▶ _What you have to do_:
What is needed is a copy of each line in the listing below that contains "organismos".

▶ _Task input_:
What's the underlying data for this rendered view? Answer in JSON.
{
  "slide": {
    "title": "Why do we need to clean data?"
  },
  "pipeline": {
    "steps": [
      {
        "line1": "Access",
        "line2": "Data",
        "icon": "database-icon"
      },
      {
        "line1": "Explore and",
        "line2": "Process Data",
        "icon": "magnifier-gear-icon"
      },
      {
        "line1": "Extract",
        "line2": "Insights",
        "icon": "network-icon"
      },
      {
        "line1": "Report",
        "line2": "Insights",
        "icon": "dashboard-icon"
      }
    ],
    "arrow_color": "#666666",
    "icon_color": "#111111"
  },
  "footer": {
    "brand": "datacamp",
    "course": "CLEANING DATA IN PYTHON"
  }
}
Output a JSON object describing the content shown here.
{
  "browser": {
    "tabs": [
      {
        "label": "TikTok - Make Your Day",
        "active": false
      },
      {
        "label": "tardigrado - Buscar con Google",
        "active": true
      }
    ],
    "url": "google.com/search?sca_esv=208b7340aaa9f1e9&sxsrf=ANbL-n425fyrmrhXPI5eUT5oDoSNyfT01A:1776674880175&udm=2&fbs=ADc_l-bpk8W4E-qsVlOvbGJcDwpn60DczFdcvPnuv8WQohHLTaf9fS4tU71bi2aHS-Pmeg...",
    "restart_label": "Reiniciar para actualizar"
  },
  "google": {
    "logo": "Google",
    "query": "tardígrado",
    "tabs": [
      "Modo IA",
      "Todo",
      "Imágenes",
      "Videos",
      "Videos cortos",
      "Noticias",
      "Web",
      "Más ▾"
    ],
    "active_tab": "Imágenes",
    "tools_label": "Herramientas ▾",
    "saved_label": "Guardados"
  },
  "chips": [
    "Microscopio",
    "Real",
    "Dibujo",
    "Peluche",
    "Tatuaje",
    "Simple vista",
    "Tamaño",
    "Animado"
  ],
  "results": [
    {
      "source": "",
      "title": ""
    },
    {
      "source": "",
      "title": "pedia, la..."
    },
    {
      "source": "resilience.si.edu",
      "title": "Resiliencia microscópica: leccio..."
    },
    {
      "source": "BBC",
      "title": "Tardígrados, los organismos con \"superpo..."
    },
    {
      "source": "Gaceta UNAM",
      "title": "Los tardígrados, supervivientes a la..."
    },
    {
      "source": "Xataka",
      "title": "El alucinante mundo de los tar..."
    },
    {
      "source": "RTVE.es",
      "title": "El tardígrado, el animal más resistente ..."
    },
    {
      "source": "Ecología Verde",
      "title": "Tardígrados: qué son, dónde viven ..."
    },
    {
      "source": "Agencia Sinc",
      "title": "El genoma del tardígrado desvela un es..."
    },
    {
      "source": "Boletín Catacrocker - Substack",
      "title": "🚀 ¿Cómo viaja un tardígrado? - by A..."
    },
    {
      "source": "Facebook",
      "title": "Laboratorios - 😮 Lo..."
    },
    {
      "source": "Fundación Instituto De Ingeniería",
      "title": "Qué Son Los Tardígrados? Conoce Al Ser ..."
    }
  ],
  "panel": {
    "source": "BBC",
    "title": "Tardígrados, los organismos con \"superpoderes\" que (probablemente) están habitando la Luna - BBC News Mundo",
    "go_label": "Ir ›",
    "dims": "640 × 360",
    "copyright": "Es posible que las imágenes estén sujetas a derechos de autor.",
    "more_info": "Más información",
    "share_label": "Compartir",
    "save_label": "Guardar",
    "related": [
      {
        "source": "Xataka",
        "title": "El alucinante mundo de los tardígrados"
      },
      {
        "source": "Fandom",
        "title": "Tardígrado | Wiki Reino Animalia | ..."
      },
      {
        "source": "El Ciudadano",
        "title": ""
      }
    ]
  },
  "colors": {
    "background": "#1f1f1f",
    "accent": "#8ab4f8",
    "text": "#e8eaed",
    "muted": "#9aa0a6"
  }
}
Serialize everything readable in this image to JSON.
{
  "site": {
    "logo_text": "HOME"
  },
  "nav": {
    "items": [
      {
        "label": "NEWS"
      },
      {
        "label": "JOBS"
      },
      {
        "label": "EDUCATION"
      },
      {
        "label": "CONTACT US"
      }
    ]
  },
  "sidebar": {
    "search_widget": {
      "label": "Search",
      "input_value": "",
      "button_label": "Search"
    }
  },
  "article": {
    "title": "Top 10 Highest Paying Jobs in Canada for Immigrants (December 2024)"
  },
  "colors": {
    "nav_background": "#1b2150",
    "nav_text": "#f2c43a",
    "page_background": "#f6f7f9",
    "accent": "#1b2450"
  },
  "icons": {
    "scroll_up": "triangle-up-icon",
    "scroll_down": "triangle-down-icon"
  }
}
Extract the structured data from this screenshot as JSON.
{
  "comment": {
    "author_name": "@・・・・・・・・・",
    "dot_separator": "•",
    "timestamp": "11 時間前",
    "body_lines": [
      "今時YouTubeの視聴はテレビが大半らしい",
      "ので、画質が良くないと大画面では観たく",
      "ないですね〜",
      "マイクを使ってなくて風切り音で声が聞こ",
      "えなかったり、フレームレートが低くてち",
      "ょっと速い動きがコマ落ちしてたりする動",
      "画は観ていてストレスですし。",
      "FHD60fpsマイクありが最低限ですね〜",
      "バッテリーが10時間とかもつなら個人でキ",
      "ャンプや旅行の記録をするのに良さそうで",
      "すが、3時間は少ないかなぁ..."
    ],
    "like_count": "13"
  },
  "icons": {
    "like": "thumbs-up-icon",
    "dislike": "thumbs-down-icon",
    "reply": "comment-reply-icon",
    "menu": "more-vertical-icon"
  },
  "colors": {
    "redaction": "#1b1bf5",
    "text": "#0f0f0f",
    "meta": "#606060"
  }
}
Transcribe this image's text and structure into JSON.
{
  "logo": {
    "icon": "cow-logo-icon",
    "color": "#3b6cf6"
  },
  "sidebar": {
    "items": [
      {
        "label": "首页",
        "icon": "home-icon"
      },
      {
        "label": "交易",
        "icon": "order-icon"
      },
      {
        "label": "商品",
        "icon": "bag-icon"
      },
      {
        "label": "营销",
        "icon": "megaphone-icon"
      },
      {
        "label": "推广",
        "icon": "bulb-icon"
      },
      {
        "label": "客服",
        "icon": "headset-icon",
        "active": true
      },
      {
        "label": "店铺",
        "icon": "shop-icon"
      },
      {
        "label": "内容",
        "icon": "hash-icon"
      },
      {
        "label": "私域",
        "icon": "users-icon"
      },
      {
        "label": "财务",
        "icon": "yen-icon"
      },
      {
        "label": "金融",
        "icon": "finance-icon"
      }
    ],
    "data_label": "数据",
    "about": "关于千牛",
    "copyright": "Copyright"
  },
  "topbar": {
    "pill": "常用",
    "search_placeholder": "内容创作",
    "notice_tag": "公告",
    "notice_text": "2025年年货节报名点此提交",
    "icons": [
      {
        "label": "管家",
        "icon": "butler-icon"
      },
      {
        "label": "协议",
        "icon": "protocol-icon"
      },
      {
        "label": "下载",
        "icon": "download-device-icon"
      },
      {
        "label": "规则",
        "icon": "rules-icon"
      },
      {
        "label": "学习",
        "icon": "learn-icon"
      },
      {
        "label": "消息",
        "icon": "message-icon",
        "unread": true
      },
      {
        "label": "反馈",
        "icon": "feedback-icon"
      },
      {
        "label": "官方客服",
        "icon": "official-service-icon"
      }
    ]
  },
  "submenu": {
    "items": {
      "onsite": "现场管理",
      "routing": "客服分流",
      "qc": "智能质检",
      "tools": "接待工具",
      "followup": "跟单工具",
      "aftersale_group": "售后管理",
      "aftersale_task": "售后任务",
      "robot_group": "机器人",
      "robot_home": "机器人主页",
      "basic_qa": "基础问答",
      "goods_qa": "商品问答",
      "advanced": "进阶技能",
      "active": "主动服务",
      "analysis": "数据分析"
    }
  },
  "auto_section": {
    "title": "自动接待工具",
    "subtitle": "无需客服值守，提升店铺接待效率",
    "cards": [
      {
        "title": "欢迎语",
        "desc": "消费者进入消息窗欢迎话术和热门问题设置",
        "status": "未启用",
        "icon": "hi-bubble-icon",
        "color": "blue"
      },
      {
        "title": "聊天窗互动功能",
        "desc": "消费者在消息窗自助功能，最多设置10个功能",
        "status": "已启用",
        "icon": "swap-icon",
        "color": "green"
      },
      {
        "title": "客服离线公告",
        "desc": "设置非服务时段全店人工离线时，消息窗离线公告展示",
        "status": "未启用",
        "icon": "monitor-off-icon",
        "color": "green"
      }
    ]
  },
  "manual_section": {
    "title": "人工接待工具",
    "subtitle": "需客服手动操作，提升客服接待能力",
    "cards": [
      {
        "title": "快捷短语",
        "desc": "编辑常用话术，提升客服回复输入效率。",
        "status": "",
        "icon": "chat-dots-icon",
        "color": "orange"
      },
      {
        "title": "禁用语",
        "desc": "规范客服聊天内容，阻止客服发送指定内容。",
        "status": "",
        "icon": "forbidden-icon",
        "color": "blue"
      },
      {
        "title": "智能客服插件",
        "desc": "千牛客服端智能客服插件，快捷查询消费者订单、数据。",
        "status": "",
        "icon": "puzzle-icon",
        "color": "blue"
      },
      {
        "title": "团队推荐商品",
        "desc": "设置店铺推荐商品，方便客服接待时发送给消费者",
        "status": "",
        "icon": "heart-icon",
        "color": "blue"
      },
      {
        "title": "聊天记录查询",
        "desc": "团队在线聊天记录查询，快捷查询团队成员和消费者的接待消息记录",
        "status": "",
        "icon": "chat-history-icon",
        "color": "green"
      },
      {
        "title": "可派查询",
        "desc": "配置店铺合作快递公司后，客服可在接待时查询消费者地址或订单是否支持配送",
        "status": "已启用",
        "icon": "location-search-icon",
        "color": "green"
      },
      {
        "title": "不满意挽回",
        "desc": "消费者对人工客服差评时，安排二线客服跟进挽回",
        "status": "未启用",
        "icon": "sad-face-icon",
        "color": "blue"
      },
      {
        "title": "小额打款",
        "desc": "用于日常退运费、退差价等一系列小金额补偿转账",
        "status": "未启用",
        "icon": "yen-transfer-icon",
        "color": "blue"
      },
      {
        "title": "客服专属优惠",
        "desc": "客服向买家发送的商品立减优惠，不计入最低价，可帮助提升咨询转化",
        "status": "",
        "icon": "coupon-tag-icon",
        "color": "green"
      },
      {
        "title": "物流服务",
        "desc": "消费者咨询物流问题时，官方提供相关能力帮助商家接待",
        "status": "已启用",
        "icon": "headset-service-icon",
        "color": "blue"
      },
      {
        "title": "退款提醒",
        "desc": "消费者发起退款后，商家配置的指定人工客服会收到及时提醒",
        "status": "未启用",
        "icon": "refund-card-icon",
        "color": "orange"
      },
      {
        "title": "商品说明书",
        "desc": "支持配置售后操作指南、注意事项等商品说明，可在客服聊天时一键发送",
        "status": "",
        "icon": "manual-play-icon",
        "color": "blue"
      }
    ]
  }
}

▶ _Solution to the exercise_:
      "title": "Tardígrados, los organismos con \"superpo..."
    "title": "Tardígrados, los organismos con \"superpoderes\" que (probablemente) están habitando la Luna - BBC News Mundo",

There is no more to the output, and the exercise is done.